The past and future are illusions.
That’s a sweeping statement, one that flies in the face of common sense. If you’ve not given this a lot of thought already, you may disagree. Most people do. However, that does not make them correct. That the past and future are illusions is not a new idea. Great thinkers arrived at this conclusion a long time ago and science is backing up their judgment. Consider what Albert Einstein said on the occasion of the passing of a close friend, a fellow physicist:
Now he has departed from this strange world a little ahead of me. That means nothing. People like us, who believe in physics, know that the distinction between past, present and future is only a stubbornly persistent illusion.
Whether or not you agree, stay with me for a while because this is, surprisingly, the key to real happiness.
The mystery of past and future has always aroused my interest. I had an interest in physics so I studied the Theory of Relativity, perhaps the most widely accepted theory in science. I was perplexed over one of its main tenets, that time is not fixed. It varies depending on how fast I’m moving and it can even stop if I’m going fast enough. Stop? What is time if it has stopped? Nothing, I had to conclude. It dawned on me that time can vary simply because it is, fundamentally, an illusion. This was one of Einstein’s greatest insights.
Here’s a test to begin to feel the illusion of past and future. Ask yourself this question: When does life occur? The answer is now, this very second. Think about it. Life never, ever, happens at any other time. How chaotic would it be if life could occur in the past or future? What a disorderly mess that would be. The past is merely a memory in the mind with no physical reality whatsoever. The future is a mental construct too. The present is real; it’s where life lives.
In spite of how ethereal the past and future are, we make it into something that appears real by way of our thoughts. In fact, we tend to spend much of our time thinking about the past and projecting our thoughts into the future, to a large degree skipping over the real part, the present. These thoughts are the constant chatter in our minds, the birthplace of worry, the fertile soil where fear and anxiety take root.
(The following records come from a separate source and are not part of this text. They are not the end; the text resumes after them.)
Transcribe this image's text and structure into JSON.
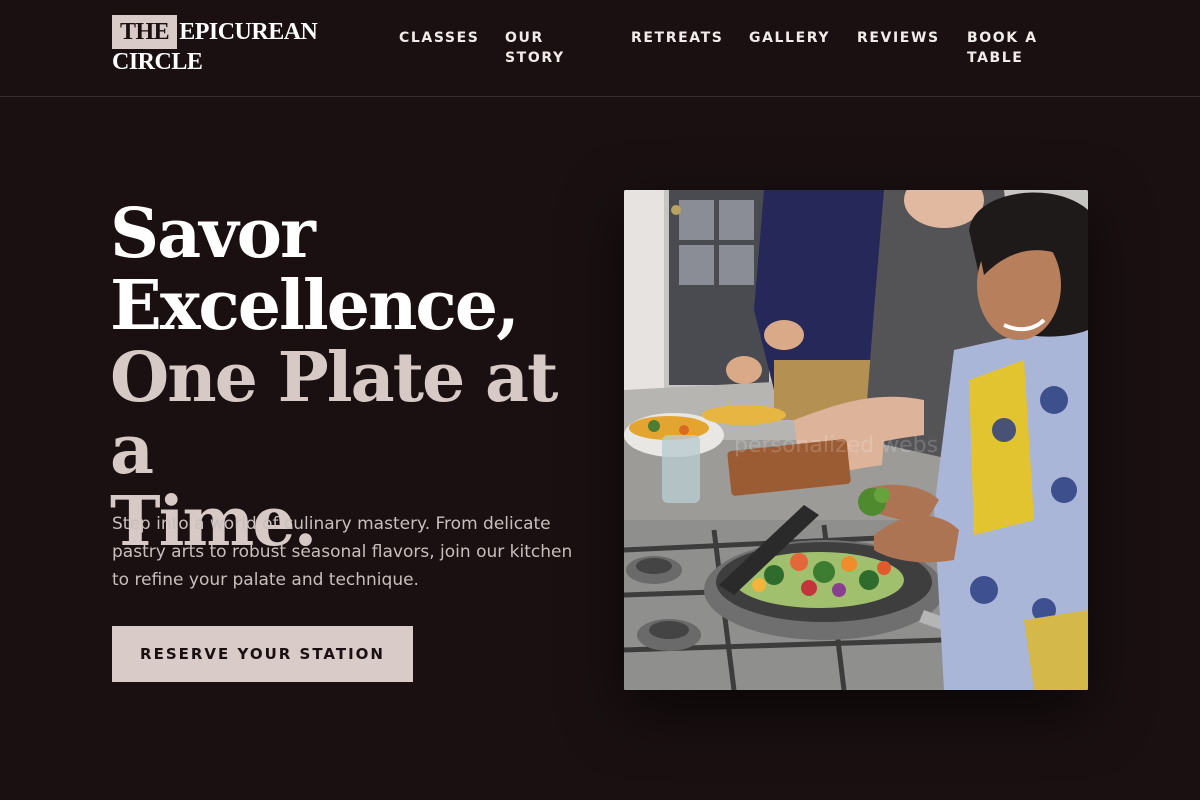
{
  "brand": {
    "logo_box_text": "THE",
    "logo_line1_rest": "EPICUREAN",
    "logo_line2": "CIRCLE"
  },
  "nav": {
    "items": [
      {
        "label": "CLASSES"
      },
      {
        "label": "OUR STORY"
      },
      {
        "label": "RETREATS"
      },
      {
        "label": "GALLERY"
      },
      {
        "label": "REVIEWS"
      },
      {
        "label": "BOOK A TABLE"
      }
    ]
  },
  "hero": {
    "title_line1": "Savor",
    "title_line2": "Excellence,",
    "title_line3": "One Plate at a",
    "title_line4": "Time.",
    "description": "Step into a world of culinary mastery. From delicate pastry arts to robust seasonal flavors, join our kitchen to refine your palate and technique.",
    "cta_label": "RESERVE YOUR STATION"
  },
  "photo": {
    "watermark": "personalized webs"
  },
  "colors": {
    "background": "#1a1011",
    "accent": "#d9cbc8",
    "title_blush": "#d6c9c6",
    "body_text": "#c9bfbd"
  }
}
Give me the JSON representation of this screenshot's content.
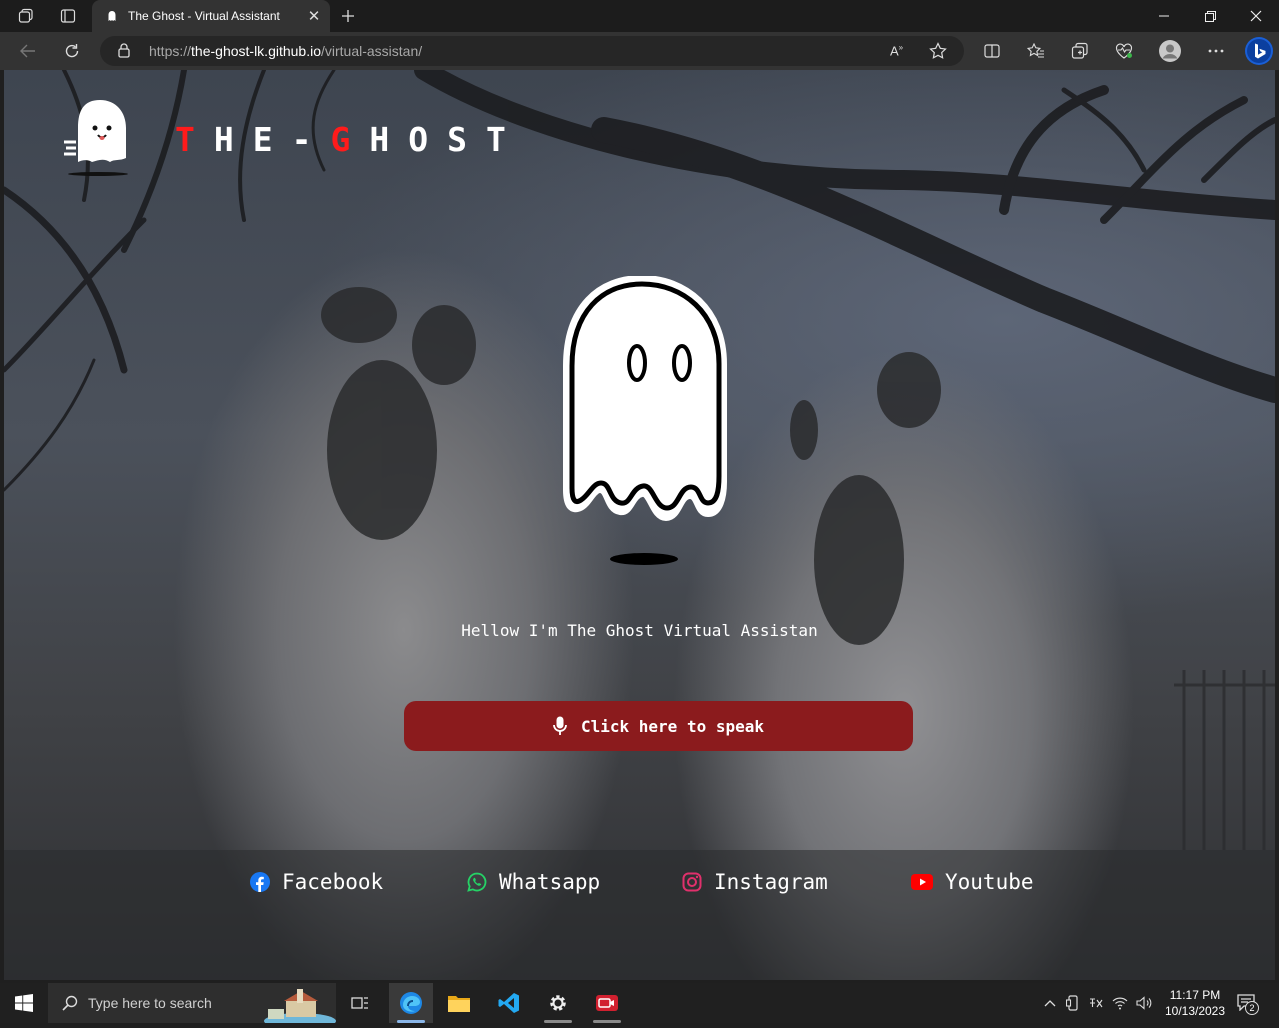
{
  "browser": {
    "tab_title": "The Ghost - Virtual Assistant",
    "url_prefix": "https://",
    "url_domain": "the-ghost-lk.github.io",
    "url_path": "/virtual-assistan/"
  },
  "site": {
    "brand_t": "T",
    "brand_he": "HE-",
    "brand_g": "G",
    "brand_host": "HOST",
    "greeting": "Hellow I'm The Ghost Virtual Assistan",
    "speak_label": "Click here to speak",
    "social": [
      {
        "label": "Facebook",
        "icon": "facebook-icon",
        "color": "#1877f2"
      },
      {
        "label": "Whatsapp",
        "icon": "whatsapp-icon",
        "color": "#25d366"
      },
      {
        "label": "Instagram",
        "icon": "instagram-icon",
        "color": "#e1306c"
      },
      {
        "label": "Youtube",
        "icon": "youtube-icon",
        "color": "#ff0000"
      }
    ],
    "accent": "#ff1b1b",
    "button_color": "#8b1b1d"
  },
  "taskbar": {
    "search_placeholder": "Type here to search",
    "time": "11:17 PM",
    "date": "10/13/2023",
    "notification_count": "2"
  }
}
Here’s an illustration of how my thoughts of the future created unhappiness. Every time I drove my car, it was to get somewhere in the future. For one reason or another, I was not satisfied with the present moment (where I was) and I wanted to be somewhere else. Perhaps I was home and I needed to get to work for an eight o’clock appointment. But things happened along the way. Perhaps too many other cars created a traffic jam. Now the present moment (me stuck in traffic) became an obstacle to getting to work on time. My thoughts were locked on the future. I grew frustrated and that lead to worry: what if I don’t get there on time? If I miss the appointment, my client might not do business with me again. That could cut into my income. All kinds of thoughts – chatter – ran through my head. None of this worry helped me get to work on time. Only when I turned my attention back to the present moment and driving the car could I do something constructive about the problem. Perhaps I should take a different route or phone ahead. Aha, a solution. But I couldn’t see it until I returned to the present. My life experience was like that in a thousand different ways, some much bigger than traffic problems, and together, they added up to persistent unhappiness.
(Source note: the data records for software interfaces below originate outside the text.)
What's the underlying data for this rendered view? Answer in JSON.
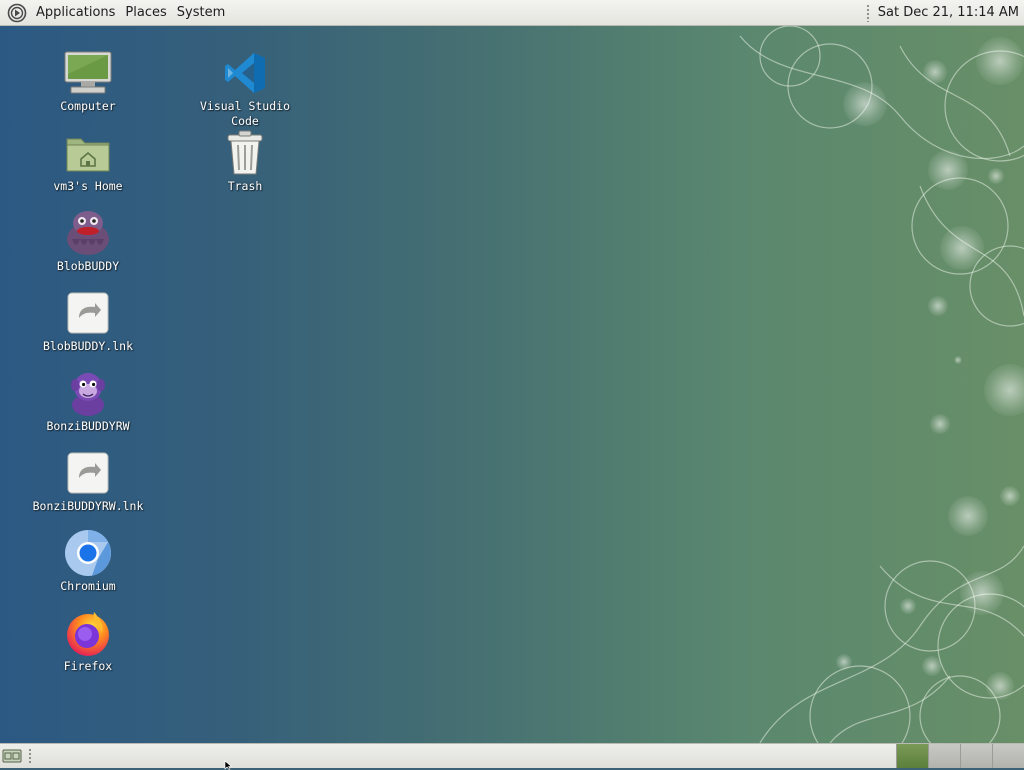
{
  "top_panel": {
    "menus": {
      "applications": "Applications",
      "places": "Places",
      "system": "System"
    },
    "clock": "Sat Dec 21, 11:14 AM"
  },
  "desktop": {
    "icons": {
      "computer": "Computer",
      "home": "vm3's Home",
      "blobbuddy": "BlobBUDDY",
      "blobbuddy_lnk": "BlobBUDDY.lnk",
      "bonzibuddyrw": "BonziBUDDYRW",
      "bonzibuddyrw_lnk": "BonziBUDDYRW.lnk",
      "chromium": "Chromium",
      "firefox": "Firefox",
      "vscode": "Visual Studio\nCode",
      "trash": "Trash"
    }
  },
  "bottom_panel": {
    "workspaces": 4,
    "active_workspace": 1
  },
  "colors": {
    "panel": "#e8e8e3",
    "wallpaper_left": "#2c5984",
    "wallpaper_right": "#688f67",
    "active_workspace": "#6a8c48"
  }
}
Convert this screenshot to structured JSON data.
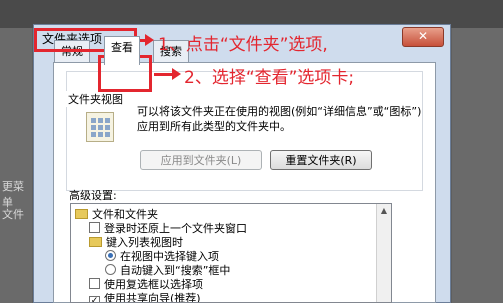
{
  "background": {
    "left_fragment_1": "更菜单",
    "left_fragment_2": "文件"
  },
  "dialog": {
    "title": "文件夹选项",
    "close_glyph": "✕",
    "tabs": [
      {
        "label": "常规"
      },
      {
        "label": "查看"
      },
      {
        "label": "搜索"
      }
    ],
    "folder_views": {
      "group_label": "文件夹视图",
      "description": "可以将该文件夹正在使用的视图(例如“详细信息”或“图标”)应用到所有此类型的文件夹中。",
      "apply_button": "应用到文件夹(L)",
      "reset_button": "重置文件夹(R)"
    },
    "advanced": {
      "label": "高级设置:",
      "rows": [
        {
          "kind": "folder",
          "label": "文件和文件夹"
        },
        {
          "kind": "checkbox",
          "label": "登录时还原上一个文件夹窗口",
          "checked": false
        },
        {
          "kind": "folder",
          "label": "键入列表视图时"
        },
        {
          "kind": "radio",
          "label": "在视图中选择键入项",
          "checked": true
        },
        {
          "kind": "radio",
          "label": "自动键入到“搜索”框中",
          "checked": false
        },
        {
          "kind": "checkbox",
          "label": "使用复选框以选择项",
          "checked": false
        },
        {
          "kind": "checkbox",
          "label": "使用共享向导(推荐)",
          "checked": true
        }
      ]
    }
  },
  "annotations": {
    "step1": "1、点击“文件夹”选项,",
    "step2": "2、选择“查看”选项卡;"
  },
  "colors": {
    "annotation_red": "#e3262f",
    "dialog_bg": "#cfdced"
  }
}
Unlike the future or past, the present moment is without worry or fear. It is the place for living. Only when I project into the future or dwell on incidents of the past does worry enter. Yet the past and future, as I have attempted to show, are illusions, useful as guideposts for navigating life, true, but the more emphasis I place on them, and the less focus I place on the present, the more frustrating life becomes. Therefore, I began placing my emphasis on the present. It was a simple change in my life but not particularly easy because my thought habits were well established.
To be completely honest, I have to say that I did not start out with the idea in my head that I was unhappy and I needed to discipline my thoughts and return to the present in order to experience happiness. I only barely recognized how unhappy I was. I was like a fish in water. What water? The state of my consciousness seemed unpleasant but normal. What I did do, for other reasons, was begin a daily meditation practice. The object of meditation is to focus the mind on the present moment. I didn’t realize that by doing so, I would become a happier person but that is exactly what happened.
The pathway to the present moment is to stop the chatter of the thinking mind, whether in meditation or any other time. How does one do that? There are many ways but one that works best for me is to focus my attention on breathing. It really is as simple as that. When I’m focusing on my breathing, I’m focusing on an activity in the present moment, right now. I think about how my chest is expanding and air is filling my lungs. I then focus on the transition between the in-breath and exhaling. Then another transition. I learned a curious fact that the chatter of my mind had to stop when I focused my thoughts on the present this way. My mind could not do both at the same time. After a while, I’d notice the chatter returning and so I again focused on my breathing. Each meditation lasted about 30 minutes. After a while, I got better at taming the chatter even when I was not meditating. I’m a long way from perfection but I’m getting better. The good news is this: one does not have to be perfect or anywhere near perfect to get a huge benefit from being present. Worry, fear and anxiety begin to retreat surprisingly fast. Try it for yourself. You might just find out you enjoy life more.